It’s this relationship-building that sets The Webster apart, said Dubreuil, who draws from her experience as a merchandiser at Balenciaga and Yves Saint Laurent. “It’s very personal and very intimate, and it comes from the heart. I’m running my business the same way I’m running my family and my home,” she said.
Expanding to New York was more or less a natural transition for Dubreuil and Cole, given their customers’ flight patterns. Many of The Webster’s initial clients in Miami Beach, for instance, were New Yorkers who own second or third homes in Miami.
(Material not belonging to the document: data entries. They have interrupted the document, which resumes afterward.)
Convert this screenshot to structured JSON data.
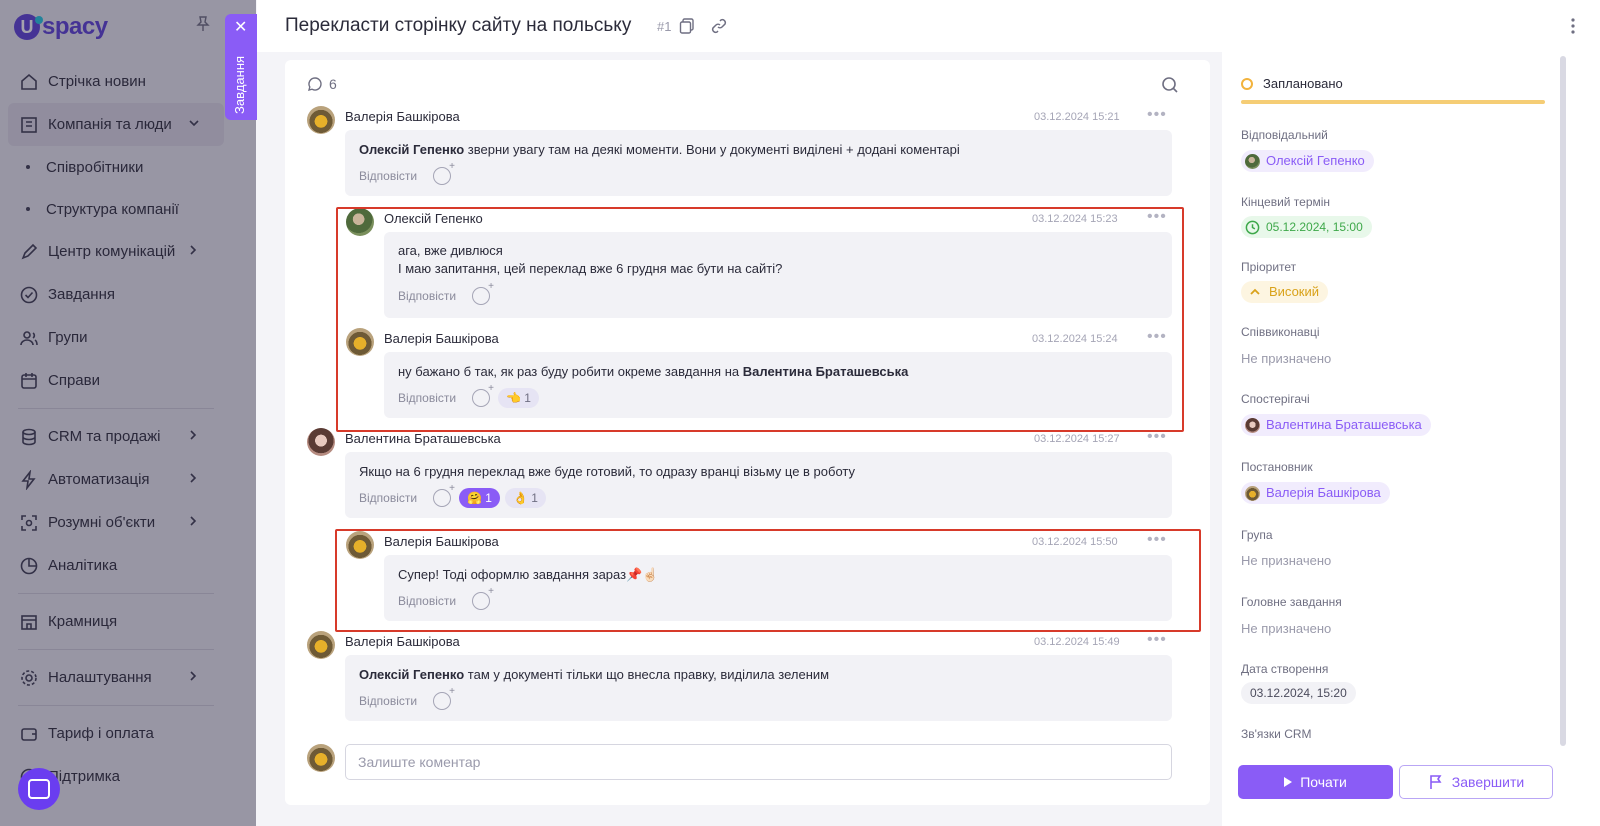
{
  "sidebar": {
    "logo_letter": "U",
    "logo_text": "spacy",
    "items": [
      {
        "label": "Стрічка новин"
      },
      {
        "label": "Компанія та люди"
      },
      {
        "label": "Співробітники"
      },
      {
        "label": "Структура компанії"
      },
      {
        "label": "Центр комунікацій"
      },
      {
        "label": "Завдання"
      },
      {
        "label": "Групи"
      },
      {
        "label": "Справи"
      },
      {
        "label": "CRM та продажі"
      },
      {
        "label": "Автоматизація"
      },
      {
        "label": "Розумні об'єкти"
      },
      {
        "label": "Аналітика"
      },
      {
        "label": "Крамниця"
      },
      {
        "label": "Налаштування"
      },
      {
        "label": "Тариф і оплата"
      },
      {
        "label": "Підтримка"
      }
    ],
    "task_tab_label": "Завдання"
  },
  "header": {
    "title": "Перекласти сторінку сайту на польську",
    "number": "#1"
  },
  "comments_panel": {
    "count": "6",
    "reply_label": "Відповісти",
    "input_placeholder": "Залиште коментар",
    "comments": [
      {
        "author": "Валерія Башкірова",
        "date": "03.12.2024 15:21",
        "mention": "Олексій Гепенко",
        "text": " зверни увагу там на деякі моменти. Вони у документі виділені + додані коментарі"
      },
      {
        "author": "Олексій Гепенко",
        "date": "03.12.2024 15:23",
        "line1": " ага, вже дивлюся",
        "line2": "І маю запитання, цей переклад вже 6 грудня має бути на сайті?"
      },
      {
        "author": "Валерія Башкірова",
        "date": "03.12.2024 15:24",
        "text": "ну бажано б так, як раз буду робити окреме завдання на ",
        "mention": "Валентина Браташевська",
        "reaction1": "👈 1"
      },
      {
        "author": "Валентина Браташевська",
        "date": "03.12.2024 15:27",
        "text": "Якщо на 6 грудня переклад вже буде готовий, то одразу вранці візьму це в роботу",
        "reaction1": "🤗 1",
        "reaction2": "👌 1"
      },
      {
        "author": "Валерія Башкірова",
        "date": "03.12.2024 15:50",
        "text": "Супер! Тоді оформлю завдання зараз📌☝🏻"
      },
      {
        "author": "Валерія Башкірова",
        "date": "03.12.2024 15:49",
        "mention": "Олексій Гепенко",
        "text": " там у документі тільки що внесла правку, виділила зеленим"
      }
    ]
  },
  "details": {
    "status": "Заплановано",
    "responsible_label": "Відповідальний",
    "responsible": "Олексій Гепенко",
    "deadline_label": "Кінцевий термін",
    "deadline": "05.12.2024, 15:00",
    "priority_label": "Пріоритет",
    "priority": "Високий",
    "coexecutors_label": "Співвиконавці",
    "not_assigned": "Не призначено",
    "observers_label": "Спостерігачі",
    "observer": "Валентина Браташевська",
    "creator_label": "Постановник",
    "creator": "Валерія Башкірова",
    "group_label": "Група",
    "parent_label": "Головне завдання",
    "created_label": "Дата створення",
    "created": "03.12.2024, 15:20",
    "crm_label": "Зв'язки CRM",
    "start_button": "Почати",
    "finish_button": "Завершити"
  },
  "colors": {
    "accent": "#8a5cf6",
    "highlight_border": "#d73a2a",
    "status_bar": "#f5cd75"
  }
}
Dubreuil began to plan a New York location just four years after she opened the Miami flagship, but building out her six-story property in SoHo took another four years. By the time The Webster opened last November, it already had a crop of loyal fans who first encountered the store at Art Basel, the annual art showcase in Miami.
“We realized early that a lot of our clients are shopping at all our different locations, especially between Houston, Miami and New York,” Dubreuil said.
Likewise for Forty Five Ten’s Cole, who will soon be launching a new location in Aspen after opening her first store outside of Texas in Napa last year. Cole said her customers tend to be involved in the arts. That’s why she wanted the New York location to be near Chelsea, with its concentration of galleries and museums.
But like Sozzani, Cole wasn’t actively looking in New York when Related Companies approached her two years ago. And just like South Street Seaport, Hudson Yards will be an expansive mixed-use community with hundreds of residential units. Local foot traffic, then, will be a crucial force in driving sales, as will tourists to the brand-new destinations.
“[Related] is estimating 20 million customers coming in every year,” Cole added. “But since it’s new neighborhood, I think we’ll have a lot of local shoppers as well.”
Tourism has long been a major economic booster for New York. Last year, tourists accounted for more than 25 percent of all Visa transactions in the city’s stores, according to the think tank Center for an Urban Future. It was a record year for tourism, drawing 62.8 million visitors and marking a 90 percent uptick since 1998.
Sozanni and Cole both estimate that tourists will comprise a significant portion of their sales in New York, while Dubreuil already sees a 50-50 mix. Miami is still The Webster’s biggest outpost in terms of sales volume, she said, but she anticipates New York to be the top store soon.
If the three retailers aren’t worried about New York’s retail establishment, they’re even less worried about the onslaught of Amazon. Old-fashioned store traffic, in fact, makes up the bulk of all three retailers’ sales. The Webster has its own e-commerce platform, but 10 Corso Como has only dabbled in online sales on a local basis and Forty Five Ten sells through online marketplace Farfetch.
“Today, you have two ways of shopping: very fast on the internet or very slow for the experience. What 10 Corso Como stands for is experience. You don’t come here to buy a jacket in three minutes,” Sozzani said, though she has plans of using the New York store as a fulfillment centre to build out its e-commerce platform.
Brick-and-mortar is indeed on the upswing again as retailers across the board benefit from high consumer confidence and a strong labour market. While mass-consumer retailers have also found recent success with experiential retail, the idea that shopping should be a pampering or exciting excursion is not new to upscale vendors. Luxury brands have long offered champagne to its customers, and decades before The Websters hosted private capsule collection viewings, Bergdorf organized fashion shows inside the store.
For the likes of 10 Corso Como, the experience of retail is part of their DNA. Drawing on her decades in the media and art industry, Sozzani aimed to create a “living magazine” in a store format when she founded the company.
“Fashion is just one part of the puzzle,” she said. “It’s not the heart of it. We have the gallery, the culture, and the food — it’s more about living an experience.”